Description of the task:
Every line in the records below with the string "likes" is to be copied out.

Data to examine:

######

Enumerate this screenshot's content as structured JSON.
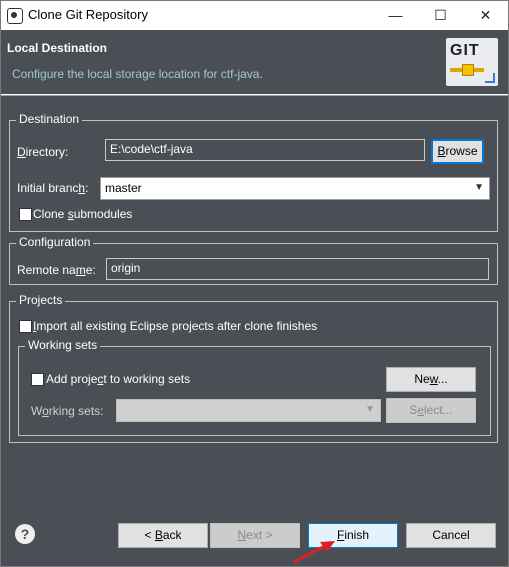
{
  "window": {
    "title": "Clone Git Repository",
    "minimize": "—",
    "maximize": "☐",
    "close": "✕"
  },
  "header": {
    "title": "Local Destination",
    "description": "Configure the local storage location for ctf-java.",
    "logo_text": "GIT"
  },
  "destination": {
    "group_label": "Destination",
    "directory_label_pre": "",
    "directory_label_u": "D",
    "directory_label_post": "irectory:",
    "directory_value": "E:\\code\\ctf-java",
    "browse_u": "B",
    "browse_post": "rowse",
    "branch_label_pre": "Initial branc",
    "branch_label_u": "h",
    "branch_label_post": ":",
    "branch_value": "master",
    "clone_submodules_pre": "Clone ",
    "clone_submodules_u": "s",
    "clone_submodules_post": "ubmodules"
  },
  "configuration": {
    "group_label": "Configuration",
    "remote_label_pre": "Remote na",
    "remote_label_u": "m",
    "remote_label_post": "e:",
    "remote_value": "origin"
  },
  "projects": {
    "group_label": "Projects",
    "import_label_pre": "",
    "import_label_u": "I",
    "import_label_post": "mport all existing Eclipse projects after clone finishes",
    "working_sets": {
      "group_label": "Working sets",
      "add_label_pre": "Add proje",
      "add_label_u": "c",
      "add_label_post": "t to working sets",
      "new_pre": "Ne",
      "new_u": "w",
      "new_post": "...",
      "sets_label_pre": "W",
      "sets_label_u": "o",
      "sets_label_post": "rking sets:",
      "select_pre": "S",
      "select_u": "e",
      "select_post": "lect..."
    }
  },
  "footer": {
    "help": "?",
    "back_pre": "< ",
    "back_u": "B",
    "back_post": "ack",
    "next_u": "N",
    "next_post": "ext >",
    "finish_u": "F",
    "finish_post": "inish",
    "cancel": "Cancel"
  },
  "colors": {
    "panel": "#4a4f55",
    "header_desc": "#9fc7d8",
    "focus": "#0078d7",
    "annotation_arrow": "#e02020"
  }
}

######

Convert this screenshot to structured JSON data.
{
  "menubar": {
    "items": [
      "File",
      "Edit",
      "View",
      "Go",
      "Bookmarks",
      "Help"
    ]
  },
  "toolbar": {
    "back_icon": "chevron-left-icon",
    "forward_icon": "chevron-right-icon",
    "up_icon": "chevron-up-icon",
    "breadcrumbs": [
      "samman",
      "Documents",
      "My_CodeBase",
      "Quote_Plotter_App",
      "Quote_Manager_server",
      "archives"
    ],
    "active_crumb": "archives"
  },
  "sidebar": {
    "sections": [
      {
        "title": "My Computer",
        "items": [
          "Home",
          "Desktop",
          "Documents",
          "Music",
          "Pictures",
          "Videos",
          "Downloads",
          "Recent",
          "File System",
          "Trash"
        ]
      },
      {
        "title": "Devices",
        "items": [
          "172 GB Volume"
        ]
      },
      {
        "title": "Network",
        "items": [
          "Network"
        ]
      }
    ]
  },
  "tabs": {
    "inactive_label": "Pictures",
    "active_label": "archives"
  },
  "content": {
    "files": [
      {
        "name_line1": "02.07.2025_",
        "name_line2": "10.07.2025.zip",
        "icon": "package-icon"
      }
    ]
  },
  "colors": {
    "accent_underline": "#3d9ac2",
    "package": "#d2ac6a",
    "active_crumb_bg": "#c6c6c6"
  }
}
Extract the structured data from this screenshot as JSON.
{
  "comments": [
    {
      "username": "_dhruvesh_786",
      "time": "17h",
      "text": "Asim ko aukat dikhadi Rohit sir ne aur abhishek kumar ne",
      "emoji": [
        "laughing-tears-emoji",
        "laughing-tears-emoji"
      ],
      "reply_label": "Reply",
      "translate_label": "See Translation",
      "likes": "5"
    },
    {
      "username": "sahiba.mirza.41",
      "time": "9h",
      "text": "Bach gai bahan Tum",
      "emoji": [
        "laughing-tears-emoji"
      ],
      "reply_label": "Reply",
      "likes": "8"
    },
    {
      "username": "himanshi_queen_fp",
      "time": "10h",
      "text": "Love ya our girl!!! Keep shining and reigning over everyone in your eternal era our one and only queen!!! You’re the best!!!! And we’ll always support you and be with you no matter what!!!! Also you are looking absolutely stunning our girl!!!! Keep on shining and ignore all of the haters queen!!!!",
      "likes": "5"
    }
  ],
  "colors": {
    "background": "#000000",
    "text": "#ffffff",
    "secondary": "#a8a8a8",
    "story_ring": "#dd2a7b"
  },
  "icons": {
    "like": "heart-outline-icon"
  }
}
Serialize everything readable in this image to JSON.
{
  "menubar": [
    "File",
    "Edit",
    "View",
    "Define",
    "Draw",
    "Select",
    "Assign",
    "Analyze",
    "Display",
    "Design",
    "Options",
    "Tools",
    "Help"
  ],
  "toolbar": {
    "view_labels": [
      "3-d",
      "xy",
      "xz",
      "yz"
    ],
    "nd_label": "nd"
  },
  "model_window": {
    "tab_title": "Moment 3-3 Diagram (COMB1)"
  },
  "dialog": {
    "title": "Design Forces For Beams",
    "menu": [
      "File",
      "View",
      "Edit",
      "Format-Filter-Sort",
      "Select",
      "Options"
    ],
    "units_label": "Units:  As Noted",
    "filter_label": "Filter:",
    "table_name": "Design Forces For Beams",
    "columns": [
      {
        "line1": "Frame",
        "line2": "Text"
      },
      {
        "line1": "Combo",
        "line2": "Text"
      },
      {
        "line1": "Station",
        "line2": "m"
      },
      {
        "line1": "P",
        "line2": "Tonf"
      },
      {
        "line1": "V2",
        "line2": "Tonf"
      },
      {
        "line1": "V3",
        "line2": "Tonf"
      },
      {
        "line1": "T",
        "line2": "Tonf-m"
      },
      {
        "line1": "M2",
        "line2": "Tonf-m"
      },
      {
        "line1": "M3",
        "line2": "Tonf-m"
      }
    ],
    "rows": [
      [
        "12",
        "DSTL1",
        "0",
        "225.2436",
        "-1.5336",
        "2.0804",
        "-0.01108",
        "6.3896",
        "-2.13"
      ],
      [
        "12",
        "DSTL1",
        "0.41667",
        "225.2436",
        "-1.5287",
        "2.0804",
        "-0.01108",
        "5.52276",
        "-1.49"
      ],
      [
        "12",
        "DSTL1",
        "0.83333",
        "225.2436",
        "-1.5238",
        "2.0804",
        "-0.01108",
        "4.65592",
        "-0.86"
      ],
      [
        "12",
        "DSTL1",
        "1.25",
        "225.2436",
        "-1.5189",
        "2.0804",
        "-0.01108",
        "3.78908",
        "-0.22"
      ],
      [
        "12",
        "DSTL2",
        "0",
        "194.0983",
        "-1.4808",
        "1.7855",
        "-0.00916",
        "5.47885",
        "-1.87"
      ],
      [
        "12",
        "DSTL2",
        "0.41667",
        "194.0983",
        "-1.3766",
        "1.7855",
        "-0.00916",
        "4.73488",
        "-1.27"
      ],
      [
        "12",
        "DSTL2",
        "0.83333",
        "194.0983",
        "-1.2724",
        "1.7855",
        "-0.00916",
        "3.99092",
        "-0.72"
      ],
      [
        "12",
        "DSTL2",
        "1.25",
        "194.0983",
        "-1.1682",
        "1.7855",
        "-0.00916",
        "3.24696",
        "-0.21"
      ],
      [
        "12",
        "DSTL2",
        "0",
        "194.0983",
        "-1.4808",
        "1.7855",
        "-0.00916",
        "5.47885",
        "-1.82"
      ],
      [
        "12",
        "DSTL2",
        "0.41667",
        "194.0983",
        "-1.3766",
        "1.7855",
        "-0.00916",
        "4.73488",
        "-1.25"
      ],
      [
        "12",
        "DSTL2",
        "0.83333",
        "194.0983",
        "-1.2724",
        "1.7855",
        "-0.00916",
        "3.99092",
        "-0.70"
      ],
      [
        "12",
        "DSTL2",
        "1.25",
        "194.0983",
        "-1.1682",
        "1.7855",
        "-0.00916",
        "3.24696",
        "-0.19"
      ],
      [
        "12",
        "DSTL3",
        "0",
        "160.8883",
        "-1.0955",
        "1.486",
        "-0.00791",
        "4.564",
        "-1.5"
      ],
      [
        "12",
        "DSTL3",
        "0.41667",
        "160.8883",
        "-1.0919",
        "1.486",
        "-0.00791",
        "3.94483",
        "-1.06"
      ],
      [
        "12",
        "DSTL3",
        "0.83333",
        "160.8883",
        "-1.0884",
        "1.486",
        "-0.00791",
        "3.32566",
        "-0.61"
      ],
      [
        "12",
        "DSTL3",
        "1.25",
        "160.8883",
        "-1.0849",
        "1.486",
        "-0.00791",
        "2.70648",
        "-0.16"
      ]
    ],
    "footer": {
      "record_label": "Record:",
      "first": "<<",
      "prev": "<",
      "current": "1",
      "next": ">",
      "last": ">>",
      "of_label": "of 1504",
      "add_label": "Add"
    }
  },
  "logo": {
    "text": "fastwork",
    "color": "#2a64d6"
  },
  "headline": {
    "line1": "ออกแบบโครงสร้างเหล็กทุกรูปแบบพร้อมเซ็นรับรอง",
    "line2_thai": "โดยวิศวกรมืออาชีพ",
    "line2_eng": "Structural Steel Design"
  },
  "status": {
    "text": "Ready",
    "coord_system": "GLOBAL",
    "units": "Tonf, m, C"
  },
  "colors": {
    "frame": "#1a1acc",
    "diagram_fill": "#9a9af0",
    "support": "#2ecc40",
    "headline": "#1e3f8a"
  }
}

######

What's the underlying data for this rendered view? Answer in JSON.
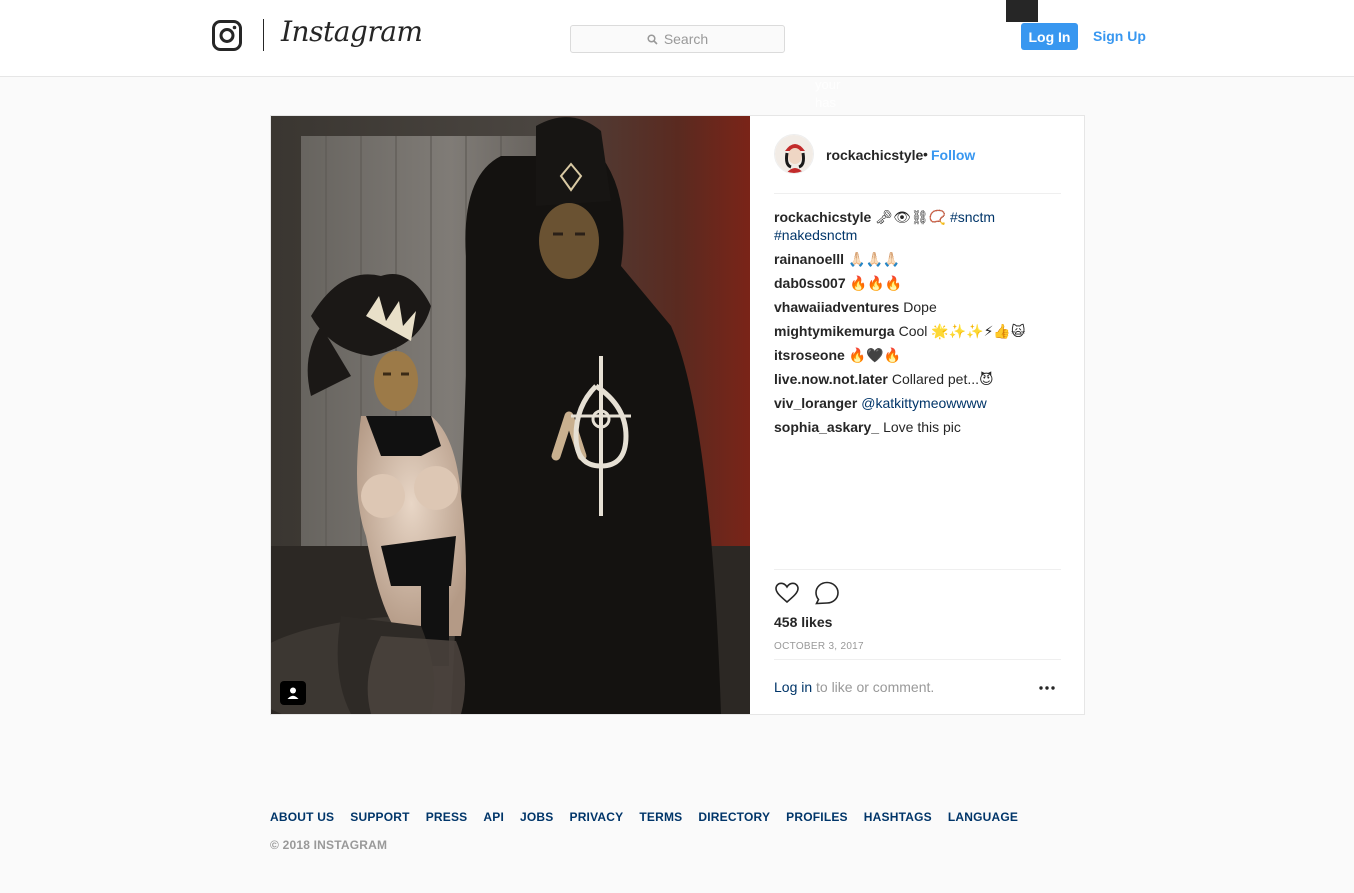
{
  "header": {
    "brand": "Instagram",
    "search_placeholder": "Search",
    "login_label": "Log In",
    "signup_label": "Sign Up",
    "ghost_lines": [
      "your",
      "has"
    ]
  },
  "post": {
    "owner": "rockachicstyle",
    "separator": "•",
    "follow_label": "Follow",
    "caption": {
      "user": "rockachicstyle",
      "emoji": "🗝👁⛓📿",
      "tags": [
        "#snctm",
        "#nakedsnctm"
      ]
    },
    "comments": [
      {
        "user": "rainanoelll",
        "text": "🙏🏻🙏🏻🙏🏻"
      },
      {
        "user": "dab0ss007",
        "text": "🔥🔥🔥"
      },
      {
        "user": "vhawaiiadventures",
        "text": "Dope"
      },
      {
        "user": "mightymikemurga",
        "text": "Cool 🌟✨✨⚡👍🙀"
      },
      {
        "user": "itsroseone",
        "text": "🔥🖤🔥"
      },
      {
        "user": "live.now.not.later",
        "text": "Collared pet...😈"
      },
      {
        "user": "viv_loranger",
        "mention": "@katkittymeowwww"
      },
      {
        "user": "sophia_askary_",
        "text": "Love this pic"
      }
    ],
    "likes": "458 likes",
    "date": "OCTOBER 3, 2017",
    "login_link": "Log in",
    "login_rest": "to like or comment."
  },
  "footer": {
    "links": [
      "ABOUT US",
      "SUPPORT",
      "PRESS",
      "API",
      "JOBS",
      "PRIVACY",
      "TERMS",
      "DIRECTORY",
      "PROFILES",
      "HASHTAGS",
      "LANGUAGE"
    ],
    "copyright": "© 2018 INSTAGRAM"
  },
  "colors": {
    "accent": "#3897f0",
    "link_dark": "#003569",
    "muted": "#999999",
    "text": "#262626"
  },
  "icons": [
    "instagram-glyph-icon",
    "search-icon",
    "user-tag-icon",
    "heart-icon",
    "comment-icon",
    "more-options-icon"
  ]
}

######

Solution for this exercise:
      "likes": "5"
      "likes": "8"
      "likes": "5"
    "likes": "458 likes",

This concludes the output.